According to the report, the huge system of reservoirs and turbines can store energy during the day and then generate electricity for 900,000 homes by utilizing just water and gravity.
Officials of the California state wanted to make wind and solar work full time, but such projects are quite expensive and face challenges and opposition.
The said drive by California and other states to revive “pumped hydro storage” emphasizes the limitations of modern batteries. Facilities such as the one in the Sierras can produce far more electricity than anything made by Tesla Inc.
The Project Manager for a proposed pumped storage facility near San Diego, Neena Kuzmich said, “It is not as glamorous as a battery, but it is a tried and true technology that provides the volume that we need.”
The report also stated, “California’s goal to get 100 percent of its electricity from carbon-free sources by 2045 will require an unprecedented amount of energy storage. lithium-ion battery installations produce a few hundred megawatts of electricity at most. The 35-year old plant in the Sierras – PG&E Corp.’s Helms Pumped Storage facility – can deliver more than 1,200 megawatts at a clip.”
BloombergNEF Storage Analyst Yayoi Sekine said, “They provide a great level of flexibility and are essentially a massive battery. The challenge for pumped hydro is the very high capital costs and long development times.”

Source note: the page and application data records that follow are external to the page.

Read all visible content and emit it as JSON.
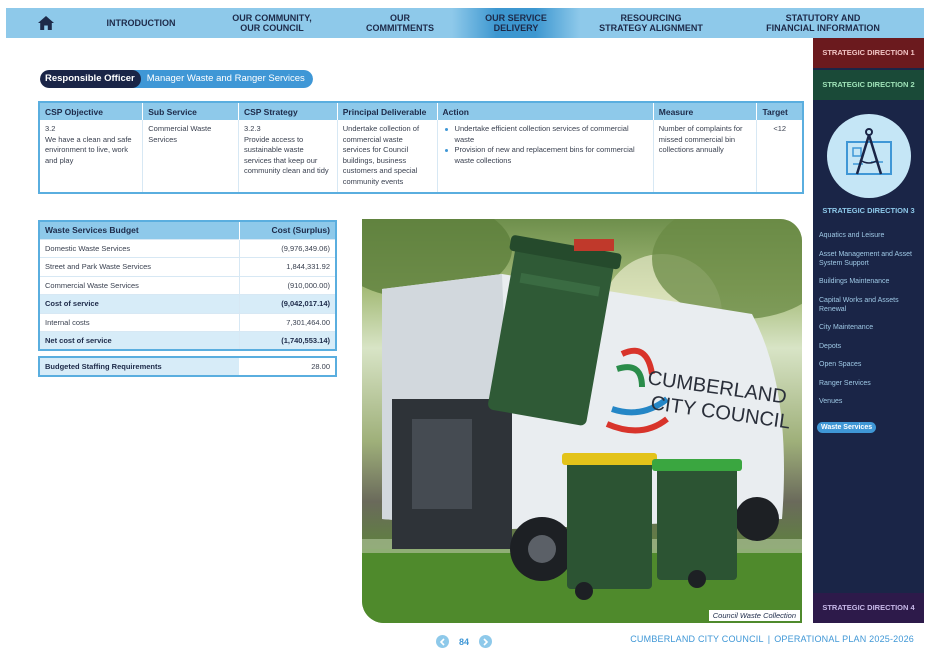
{
  "nav": {
    "home_icon": "home-icon",
    "items": [
      "INTRODUCTION",
      "OUR COMMUNITY,\nOUR COUNCIL",
      "OUR\nCOMMITMENTS",
      "OUR SERVICE\nDELIVERY",
      "RESOURCING\nSTRATEGY ALIGNMENT",
      "STATUTORY AND\nFINANCIAL INFORMATION"
    ],
    "active_index": 3
  },
  "officer": {
    "label": "Responsible Officer",
    "value": "Manager Waste and Ranger Services"
  },
  "csp_table": {
    "headers": [
      "CSP Objective",
      "Sub Service",
      "CSP Strategy",
      "Principal Deliverable",
      "Action",
      "Measure",
      "Target"
    ],
    "row": {
      "objective_code": "3.2",
      "objective_text": "We have a clean and safe environment to live, work and play",
      "sub_service": "Commercial Waste Services",
      "strategy_code": "3.2.3",
      "strategy_text": "Provide access to sustainable waste services that keep our community clean and tidy",
      "deliverable": "Undertake collection of commercial waste services for Council buildings, business customers and special community events",
      "actions": [
        "Undertake efficient collection services of commercial waste",
        "Provision of new and replacement bins for commercial waste collections"
      ],
      "measure": "Number of complaints for missed commercial bin collections annually",
      "target": "<12"
    }
  },
  "budget": {
    "header_label": "Waste Services Budget",
    "header_value": "Cost (Surplus)",
    "rows": [
      {
        "label": "Domestic Waste Services",
        "value": "(9,976,349.06)",
        "bold": false
      },
      {
        "label": "Street and Park Waste Services",
        "value": "1,844,331.92",
        "bold": false
      },
      {
        "label": "Commercial Waste Services",
        "value": "(910,000.00)",
        "bold": false
      },
      {
        "label": "Cost of service",
        "value": "(9,042,017.14)",
        "bold": true
      },
      {
        "label": "Internal costs",
        "value": "7,301,464.00",
        "bold": false
      },
      {
        "label": "Net cost of service",
        "value": "(1,740,553.14)",
        "bold": true
      }
    ]
  },
  "staffing": {
    "label": "Budgeted Staffing Requirements",
    "value": "28.00"
  },
  "photo": {
    "caption": "Council Waste Collection",
    "truck_text_1": "CUMBERLAND",
    "truck_text_2": "CITY COUNCIL"
  },
  "sidebar": {
    "direction_1": "STRATEGIC DIRECTION 1",
    "direction_2": "STRATEGIC DIRECTION 2",
    "direction_3": "STRATEGIC DIRECTION 3",
    "direction_4": "STRATEGIC DIRECTION 4",
    "direction_3_icon": "compass-blueprint-icon",
    "items": [
      "Aquatics and Leisure",
      "Asset Management and Asset System Support",
      "Buildings Maintenance",
      "Capital Works and Assets Renewal",
      "City Maintenance",
      "Depots",
      "Open Spaces",
      "Ranger Services",
      "Venues",
      "Waste Services"
    ],
    "active_item": "Waste Services"
  },
  "footer": {
    "page_number": "84",
    "brand": "CUMBERLAND CITY COUNCIL",
    "separator": "|",
    "plan": "OPERATIONAL PLAN 2025-2026"
  },
  "colors": {
    "nav_bg": "#8ec9ea",
    "nav_active": "#3d97d0",
    "dark_navy": "#1a2547",
    "accent_blue": "#3f97d6",
    "direction_1": "#6b1a1e",
    "direction_2": "#1a4a38",
    "direction_4": "#2d1a4a"
  }
}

However, environmentalists in California are bashing pumped storage projects not only for their effect on the wild but also for the excessive use of water.
The Los Angeles Department of Water and Power has proposed transforming the Hoover Dam into a massive pumped storage facility while the San Diego County Water Authority intends to establish a reservoir uphill from a present one in order to develop a storage system.
Learn more about this report by reading the full article here.